The Conference Board of Canada’s Index of Consumer Confidence measures consumers’ levels of optimism in the state of the economy. It is a crucial indicator of near-term sales for consumer product companies in Canada, as well as an indicator of the outlook for the broad economy since consumer demand comprises such a significant part of it. The index is constructed on the basis of responses to four questions by a random sampling of Canadian households. Survey participants are asked how they view their households’ current and expected financial positions, their short-term employment outlook, and whether now is a good time to make a major purchase.8
Ivey Purchasing Managers Index – PMI
An index prepared by the Ivey Business School at Western University, the Ivey PMI measures the monthly variation in economic activity, as indicated by a panel of purchasing managers across Canada. It is based on responses by these purchasing managers to a single question: “Were your purchases last month in dollars higher, the same, or lower than in the previous month?” An index reading below 50 shows a decrease; a reading above 50 shows an increase. Panel members indicate changes in their organization’s activity over five broad categories: purchases, employment, inventories, supplier deliveries, and prices.9
Canada Mortgage and Housing Corporation (CMHC) issues a monthly report on the sixth working day of every month, showing the previous month’s new residential construction activity. The data is presented by region, province, census metropolitan area, and dwelling type (single-detached or multiple-unit). The indicator is an important gauge of the state of the Canadian housing market.10
This key indicator of housing activity is compiled by the Canadian Real Estate Association (CREA) and is based on the number of home sales processed through the MLS (Multiple Listing Service) Systems of real estate boards and associations in Canada. The monthly report from the CREA shows the change in home sales across Canada, as well as for major markets, from month to month. The report also includes other important housing-related information, such as the change (as a percentage) in newly listed homes, the national sales-to-new listings ratio, months of housing inventory, the change in the MLS Home Price Index, and the national average price for homes sold within the month.11

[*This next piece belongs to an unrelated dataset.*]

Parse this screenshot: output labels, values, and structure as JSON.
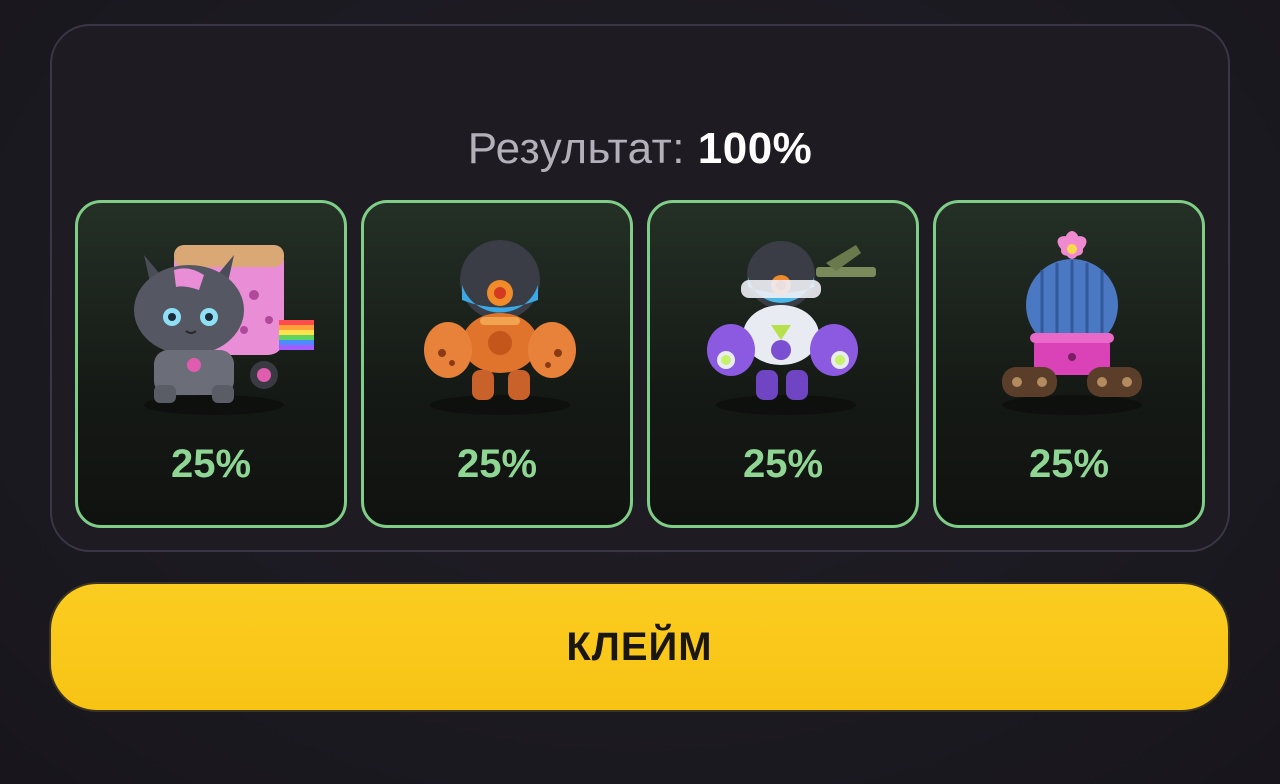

Statistics Canada releases a monthly report on retail sales activity across Canada, with changes shown on month-over-month and year-over-year bases. The headline number shows the percentage change in national retail sales on a dollar basis; the percentage change in volume terms is also shown. The retail sales figures are shown by industry and for each province or territory, and provide insights into Canadian consumer spending.12
The building permits survey conducted monthly by Statistics Canada collects data on the value of permits issued by Canadian municipalities for residential and non-residential buildings, as well as the number of residential dwellings authorized. Since building permit issuance is one of the very first steps in the process of construction, the aggregate building permits data are very useful as a leading indicator for assessing the state of the construction industry.13

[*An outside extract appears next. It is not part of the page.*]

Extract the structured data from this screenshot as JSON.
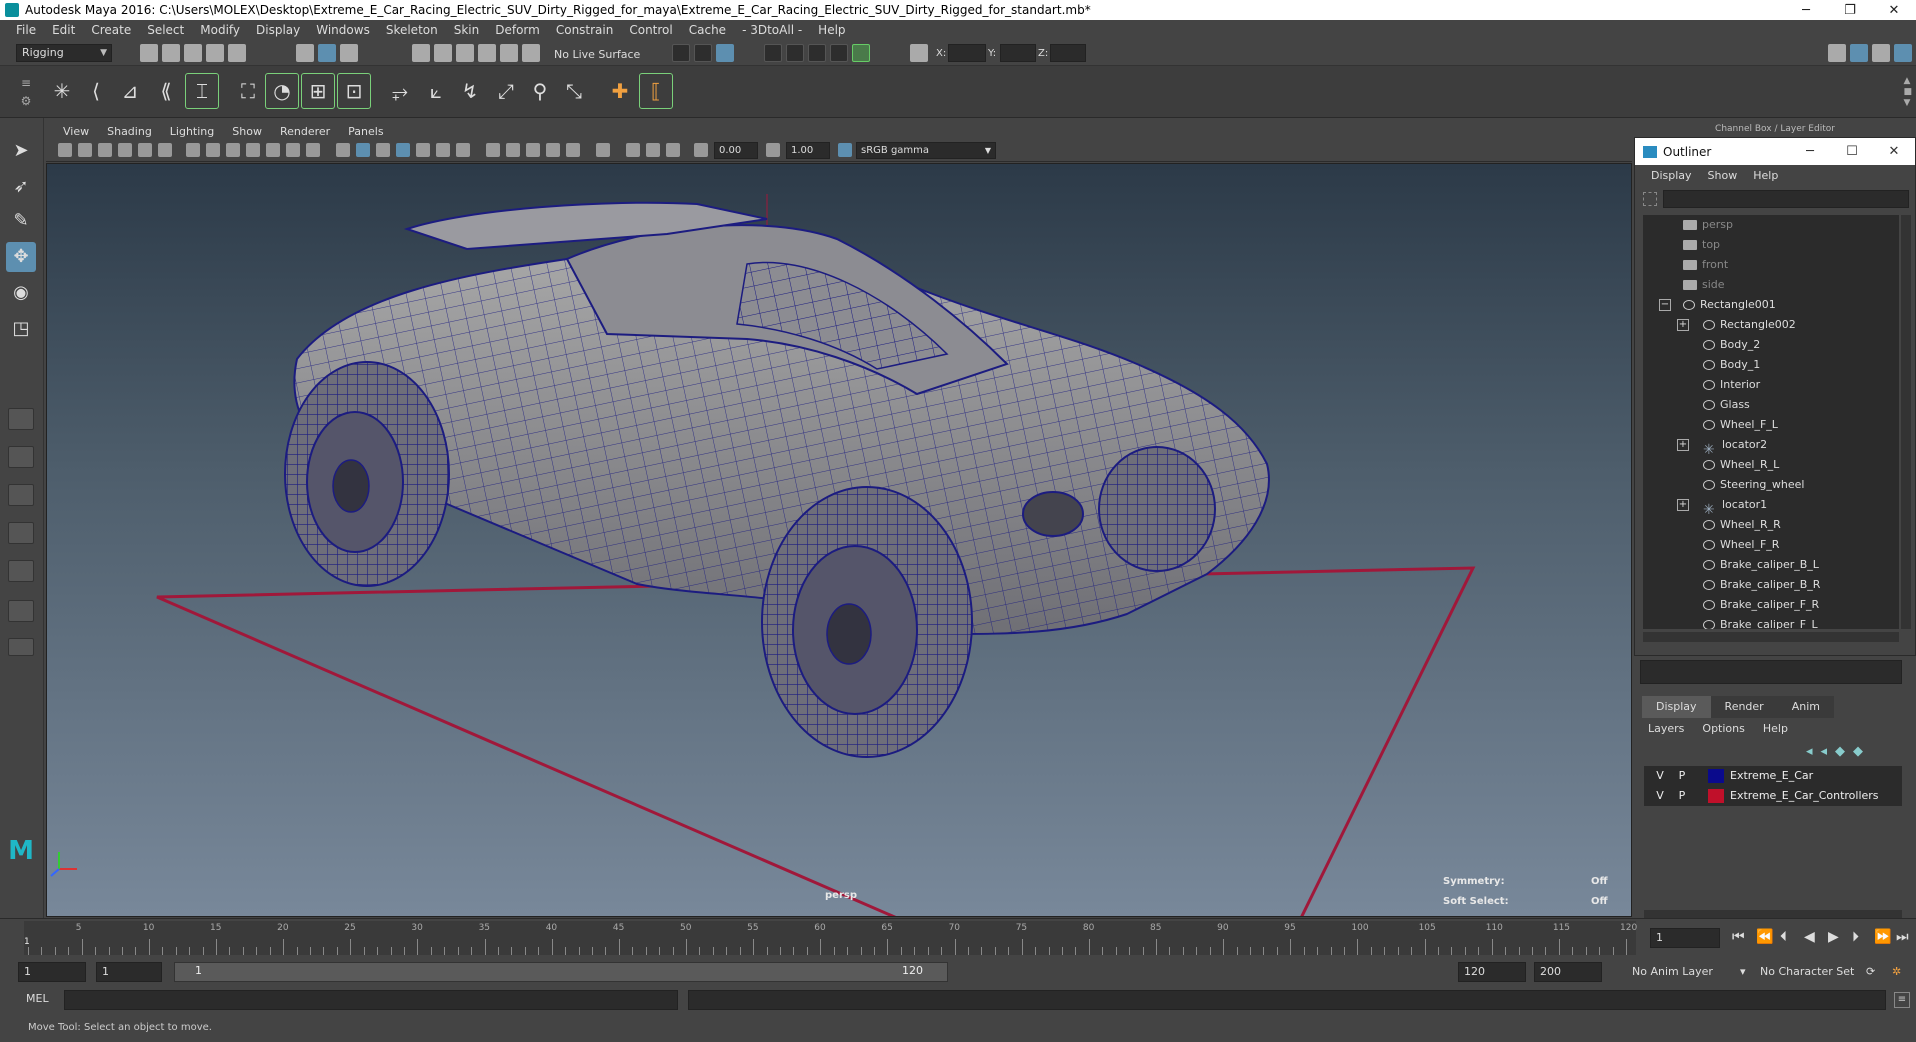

The Bottom Line
The 12 economic indicators briefly described above show the health of key aspects of Canada’s economy: consumer spending, housing, manufacturing, employment, inflation, external trade, and economic growth. Taken together, they provide a comprehensive picture of the state of the Canadian economy.
Canada adds jobs for fourth straight month in May
Canada added 101,600 jobs in May, the fourth consecutive month of gains, led by hiring in the education and health services sector as well as in professional and business services, a report from payroll services provider ADP showed on Thursday.
The April data was revised to show 101,300 jobs were gained, rather than an increase of 351,300. The report, which is derived from ADP’s payrolls data, measures the change in total nonfarm payroll employment each month on a seasonally-adjusted basis.
(Reporting by Fergal Smith; Editing by Alex Richardson)